THE TASK
Copy out each line from the material where the word "android" is found.

TASK MATERIAL
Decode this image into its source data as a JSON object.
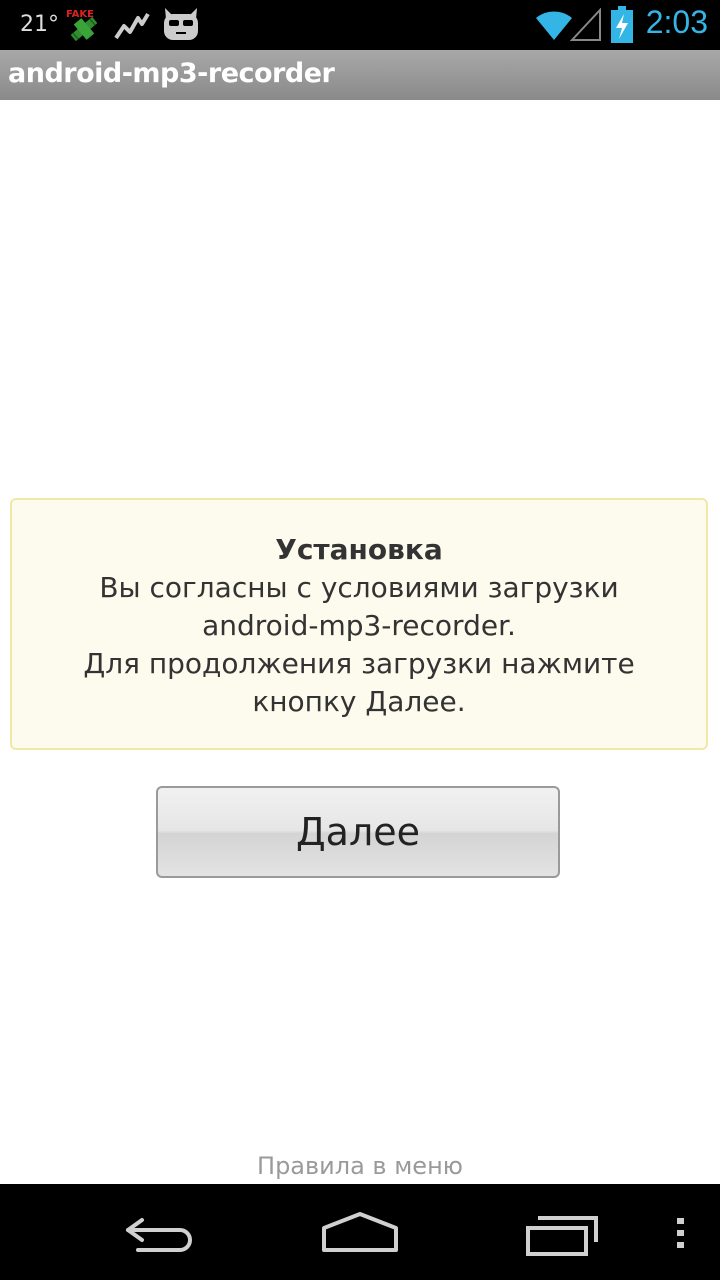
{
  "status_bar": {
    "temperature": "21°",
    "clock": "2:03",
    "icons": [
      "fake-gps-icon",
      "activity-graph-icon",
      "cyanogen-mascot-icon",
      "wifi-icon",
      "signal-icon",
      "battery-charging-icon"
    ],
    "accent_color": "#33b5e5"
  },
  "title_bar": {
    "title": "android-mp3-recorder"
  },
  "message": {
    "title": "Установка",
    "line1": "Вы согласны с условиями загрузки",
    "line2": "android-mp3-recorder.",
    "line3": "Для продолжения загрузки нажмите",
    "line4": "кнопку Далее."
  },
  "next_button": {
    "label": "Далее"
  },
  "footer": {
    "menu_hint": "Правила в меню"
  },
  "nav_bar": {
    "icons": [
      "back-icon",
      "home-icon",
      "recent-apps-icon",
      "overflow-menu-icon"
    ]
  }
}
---
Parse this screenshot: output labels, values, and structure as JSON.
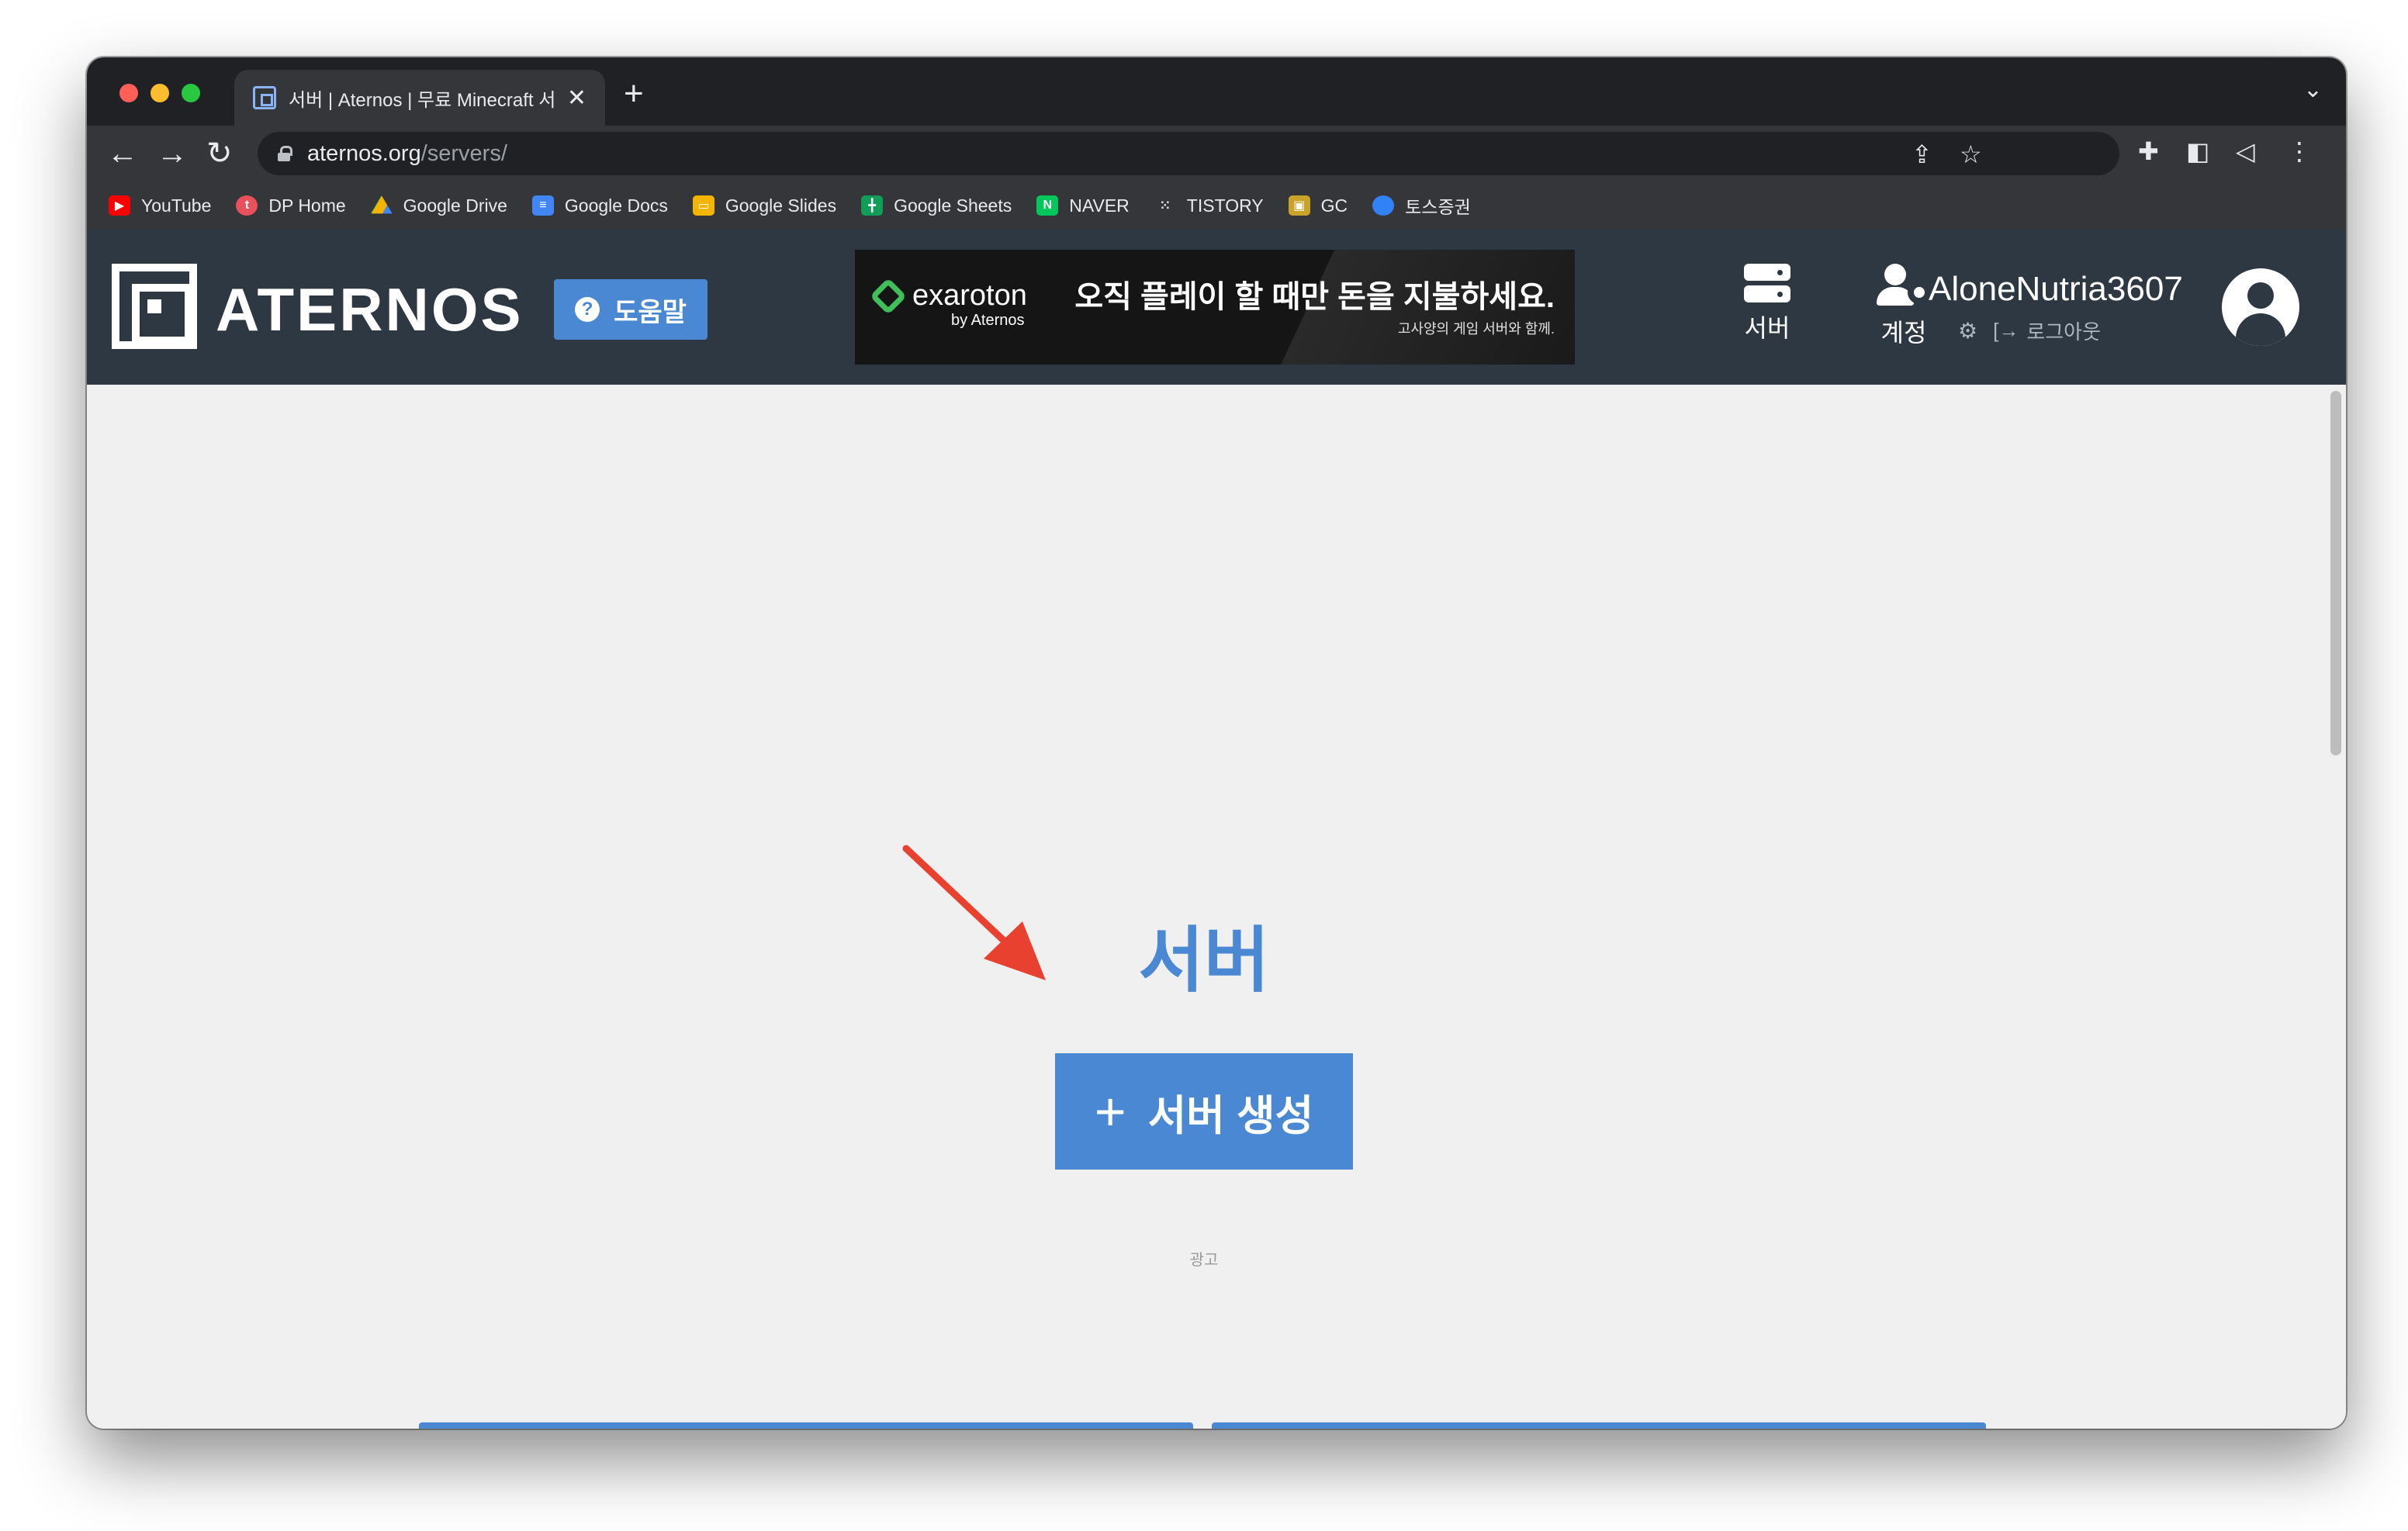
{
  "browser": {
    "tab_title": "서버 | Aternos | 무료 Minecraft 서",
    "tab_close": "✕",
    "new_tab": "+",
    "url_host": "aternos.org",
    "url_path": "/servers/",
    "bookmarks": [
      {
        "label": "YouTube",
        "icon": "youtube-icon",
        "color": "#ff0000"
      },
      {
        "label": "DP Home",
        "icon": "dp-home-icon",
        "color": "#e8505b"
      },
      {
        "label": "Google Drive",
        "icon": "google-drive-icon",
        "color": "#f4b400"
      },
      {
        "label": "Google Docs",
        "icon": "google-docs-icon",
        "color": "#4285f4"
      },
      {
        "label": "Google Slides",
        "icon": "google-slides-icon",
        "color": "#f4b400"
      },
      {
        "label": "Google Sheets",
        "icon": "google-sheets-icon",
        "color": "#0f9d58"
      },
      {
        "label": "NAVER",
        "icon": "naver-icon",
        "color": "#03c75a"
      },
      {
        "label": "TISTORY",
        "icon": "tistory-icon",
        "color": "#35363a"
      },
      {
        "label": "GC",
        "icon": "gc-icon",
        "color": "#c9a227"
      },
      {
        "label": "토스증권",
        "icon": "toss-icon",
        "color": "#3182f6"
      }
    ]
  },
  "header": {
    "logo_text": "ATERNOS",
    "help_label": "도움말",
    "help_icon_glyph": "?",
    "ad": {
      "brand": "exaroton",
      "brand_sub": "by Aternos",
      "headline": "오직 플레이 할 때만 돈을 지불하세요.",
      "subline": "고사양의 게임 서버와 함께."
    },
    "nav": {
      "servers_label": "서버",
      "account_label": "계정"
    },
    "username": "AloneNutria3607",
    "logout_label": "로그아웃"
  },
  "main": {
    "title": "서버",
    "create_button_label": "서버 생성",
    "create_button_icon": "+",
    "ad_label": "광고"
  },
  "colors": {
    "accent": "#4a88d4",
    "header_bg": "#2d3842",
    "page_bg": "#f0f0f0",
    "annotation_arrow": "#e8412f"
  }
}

FINISHED TASK
    "title": "android-mp3-recorder"
    "line2": "android-mp3-recorder.",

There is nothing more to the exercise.